# 009A Sample Final 3, Problem 2

Find the derivative of the following functions:

(a)  $g(\theta )={\frac {\pi ^{2}}{(\sec \theta -\sin 2\theta )^{2}}}$ (b)  $y=\cos(3\pi )+\tan ^{-1}({\sqrt {x}})$ Foundations:
1. Chain Rule
${\frac {d}{dx}}(f(g(x)))=f'(g(x))g'(x)$ 2. Trig Derivatives
${\frac {d}{dx}}(\sin x)=\cos x,\quad {\frac {d}{dx}}(\sec x)=\sec x\tan x$ 3. Inverse Trig Derivatives
${\frac {d}{dx}}(\tan ^{-1}x)={\frac {1}{1+x^{2}}}$ Solution:

(a)

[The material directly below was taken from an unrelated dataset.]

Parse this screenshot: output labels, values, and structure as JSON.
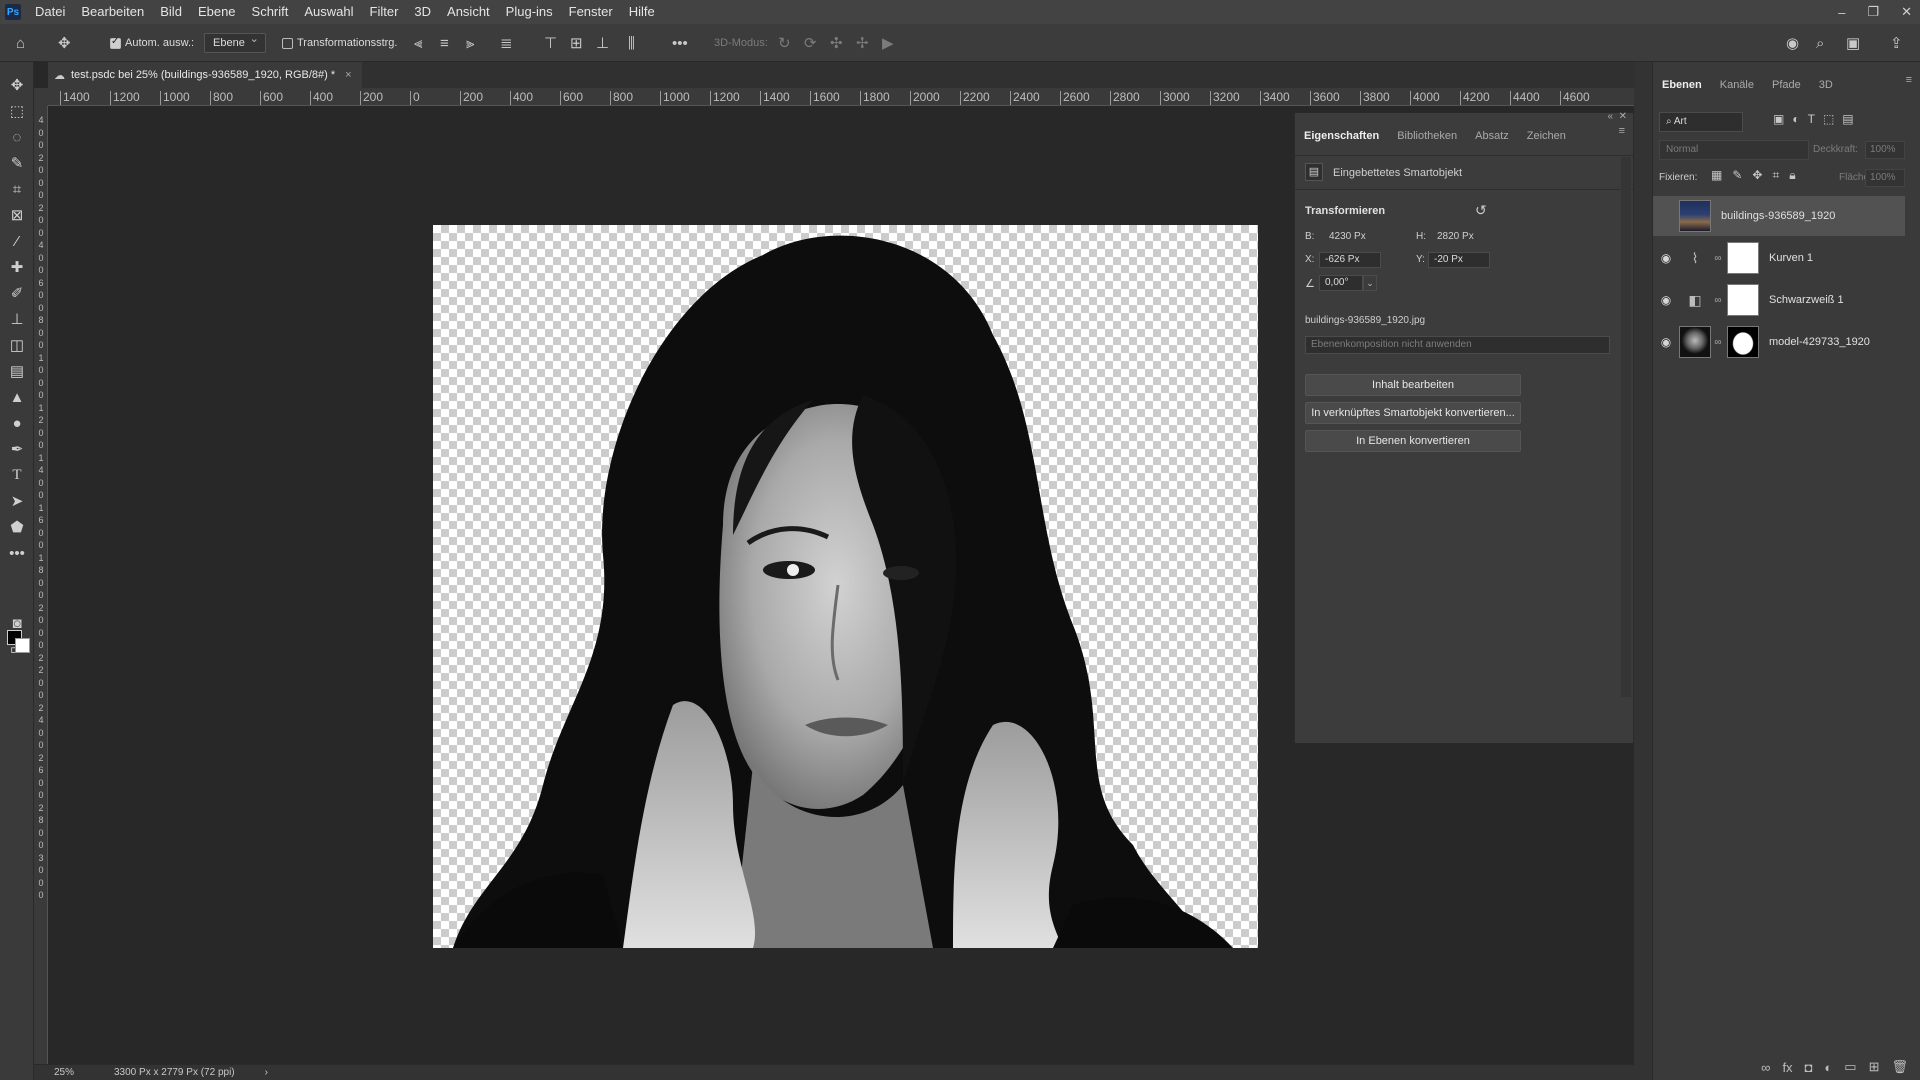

Step 1:
First, we write
$g(\theta )=\pi ^{2}(\sec \theta -\sin 2\theta )^{-2}.$ Now, using the Chain Rule, we have
$g'(\theta )=(-2)\pi ^{2}(\sec \theta -\sin 2\theta )^{-3}(\sec \theta -\sin 2\theta )'.$ Step 2:
Now, using the Chain Rule a second time, we get
${\begin{array}{rcl}\displaystyle {g'(\theta )}&=&\displaystyle {(-2)\pi ^{2}(\sec \theta -\sin 2\theta )^{-3}(\sec \theta -\sin 2\theta )'}\\&&\\&=&\displaystyle {(-2)\pi ^{2}(\sec \theta -\sin 2\theta )^{-3}(\sec \theta \tan \theta -\cos(2\theta )(2\theta )')}\\&&\\&=&\displaystyle {(-2)\pi ^{2}(\sec \theta -\sin 2\theta )^{-3}(\sec \theta \tan \theta -\cos(2\theta )(2))}\\&&\\&=&\displaystyle {{\frac {-2\pi ^{2}(\sec \theta \tan \theta -2\cos(2\theta ))}{(\sec \theta -\sin 2\theta )^{3}}}.}\end{array}}$ (b)

Step 1:
First, we have
$y'=(\cos(3\pi ))'+(\tan ^{-1}({\sqrt {x}}))'.$ Since  $\cos(3\pi )$ is a constant,
we have
$(\cos(3\pi ))'=0.$ Therefore,
$y'=(\tan ^{-1}({\sqrt {x}}))'.$ Step 2:
Now, using the Chain Rule, we have
${\begin{array}{rcl}\displaystyle {y'}&=&\displaystyle {(\tan ^{-1}({\sqrt {x}}))'}\\&&\\&=&\displaystyle {{\bigg (}{\frac {1}{1+({\sqrt {x}})^{2}}}{\bigg )}({\sqrt {x}})'}\\&&\\&=&\displaystyle {{\bigg (}{\frac {1}{1+x}}{\bigg )}{\frac {1}{2{\sqrt {x}}}}.}\end{array}}$ (a)    $g'(\theta )={\frac {-2\pi ^{2}(\sec \theta \tan \theta -2\cos(2\theta ))}{(\sec \theta -\sin 2\theta )^{3}}}$ (b)    $y'={\bigg (}{\frac {1}{1+x}}{\bigg )}{\frac {1}{2{\sqrt {x}}}}$